In this context, a spouse includes a person who has lived with the deceased person for at least two years in a marriage-like relationship immediately before their death. Same-sex common-law partners can be spouses.
This means that more than one person could be the deceased’s spouse and share in the estate.
If someone dies without a will, if anyone who is entitled to a share in the estate is not yet 19 years old, the law in BC says their share must be paid to the Public Guardian and Trustee of BC. This public body becomes the trustee and will hold a minor’s share in an estate until they’re 19 years old. The child’s parent or guardian can apply to the Public Guardian and Trustee for any money needed for things like living expenses or education. This can be a hardship if the child is quite young and the parent or guardian needs the money for day-to-day expenses.
When the child turns 19, they can demand all their money — no matter how much it is or whether they are mature or financially responsible.
By preparing a will, a person can create a trust for any gifts left to minor children or others who might be under 19 when the will-maker dies. The will-maker can appoint a trustee to manage the minor’s share for the minor’s benefit until they turn 19 (or a later age if desired). See our information on preparing a will and estate planning for more on the benefits of preparing a will.
The people who can apply to administer the estate are listed under the law by order of priority. The spouse of the deceased is the first person who can apply or nominate someone else to apply.
If the deceased did not have a spouse or if the spouse is unwilling or unable to be the administrator, then a relative can apply.

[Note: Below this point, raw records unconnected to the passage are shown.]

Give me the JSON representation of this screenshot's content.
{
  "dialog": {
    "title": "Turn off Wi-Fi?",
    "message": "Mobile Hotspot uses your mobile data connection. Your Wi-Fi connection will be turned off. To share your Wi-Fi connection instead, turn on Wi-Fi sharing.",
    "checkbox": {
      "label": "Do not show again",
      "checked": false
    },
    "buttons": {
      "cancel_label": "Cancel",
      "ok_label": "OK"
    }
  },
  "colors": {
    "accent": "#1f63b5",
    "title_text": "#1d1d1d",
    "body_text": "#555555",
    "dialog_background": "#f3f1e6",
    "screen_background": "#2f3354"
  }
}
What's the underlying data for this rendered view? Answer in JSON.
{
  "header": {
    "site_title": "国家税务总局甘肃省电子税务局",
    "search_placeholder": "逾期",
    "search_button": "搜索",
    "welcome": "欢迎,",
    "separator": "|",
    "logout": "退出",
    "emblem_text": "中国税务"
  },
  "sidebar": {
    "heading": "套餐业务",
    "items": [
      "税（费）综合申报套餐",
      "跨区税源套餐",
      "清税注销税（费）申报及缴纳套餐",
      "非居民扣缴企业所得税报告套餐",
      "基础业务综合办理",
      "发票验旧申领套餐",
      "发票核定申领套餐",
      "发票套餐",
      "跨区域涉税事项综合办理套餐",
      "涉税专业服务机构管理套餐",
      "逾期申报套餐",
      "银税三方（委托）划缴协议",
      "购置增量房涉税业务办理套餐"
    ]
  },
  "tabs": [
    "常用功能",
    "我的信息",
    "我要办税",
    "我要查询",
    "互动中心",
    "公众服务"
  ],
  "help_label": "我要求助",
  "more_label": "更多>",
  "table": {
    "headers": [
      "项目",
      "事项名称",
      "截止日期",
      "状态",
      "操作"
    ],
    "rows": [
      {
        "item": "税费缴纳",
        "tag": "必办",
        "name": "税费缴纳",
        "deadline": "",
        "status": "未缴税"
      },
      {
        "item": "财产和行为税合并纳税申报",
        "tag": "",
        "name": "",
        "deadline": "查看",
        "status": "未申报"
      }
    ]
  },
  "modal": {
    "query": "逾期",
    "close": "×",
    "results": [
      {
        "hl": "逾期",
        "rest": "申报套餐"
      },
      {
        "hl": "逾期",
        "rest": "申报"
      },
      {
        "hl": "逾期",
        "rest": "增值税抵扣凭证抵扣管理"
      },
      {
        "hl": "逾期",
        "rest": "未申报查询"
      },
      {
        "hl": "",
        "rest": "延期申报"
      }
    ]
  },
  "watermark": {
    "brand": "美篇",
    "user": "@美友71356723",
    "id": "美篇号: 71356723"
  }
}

If there are no relatives willing or able to do this, then any other eligible person can apply to be the administrator. This may include a friend of the deceased, or a professional such as a lawyer or accountant. The Public Guardian and Trustee — as Official Administrator for the province of BC — might also apply to administer the estate, if no one else is willing to do it.
Certain conditions may apply to appointing an administrator
If the deceased leaves behind debts when they die, the person who applies to be the administrator must get the deceased’s creditors to agree to the application. Also, the person who applies may have to get the agreement of other people who could be appointed administrator. And the person may have to secure (deposit) money with the court (called a bond), to ensure they do the work honestly and competently.
An administrator must:
- Make funeral arrangements, if required.
- Locate all the estate’s assets and make sure they’re secure; for example, the administrator must ensure that cars or buildings are insured, and that important documents are in a safe place.
- Locate all family members who may be legally entitled to a share of the estate (called an “heir” of the estate). This may involve contacting people outside of Canada.
- Advertise in the BC Gazette for potential creditors.
- Sell assets that need to be sold. This includes listing and selling real estate after having it appraised; selling stocks, bonds, and other securities; and valuing and disposing of other personal belongings. Sometimes, instead of being sold, assets may be given a certain value and transferred to an heir as part of their share of the estate.
- File all necessary income tax returns and obtain an income tax clearance from the Canada Revenue Agency, confirming that all income tax has been paid.
- Put all money in an estate account and use it to pay the estate’s debts, income taxes, legal and accounting expenses, and possibly an administration fee.
- Pay any money left over to the heirs of the estate.
- Report to the heirs listing all money received, debts and expenses paid, fees charged, and details of how the estate was distributed.
Who can help
- This information applies to British Columbia, Canada
- Reviewed in January 2018
- Time to read: 6 minutes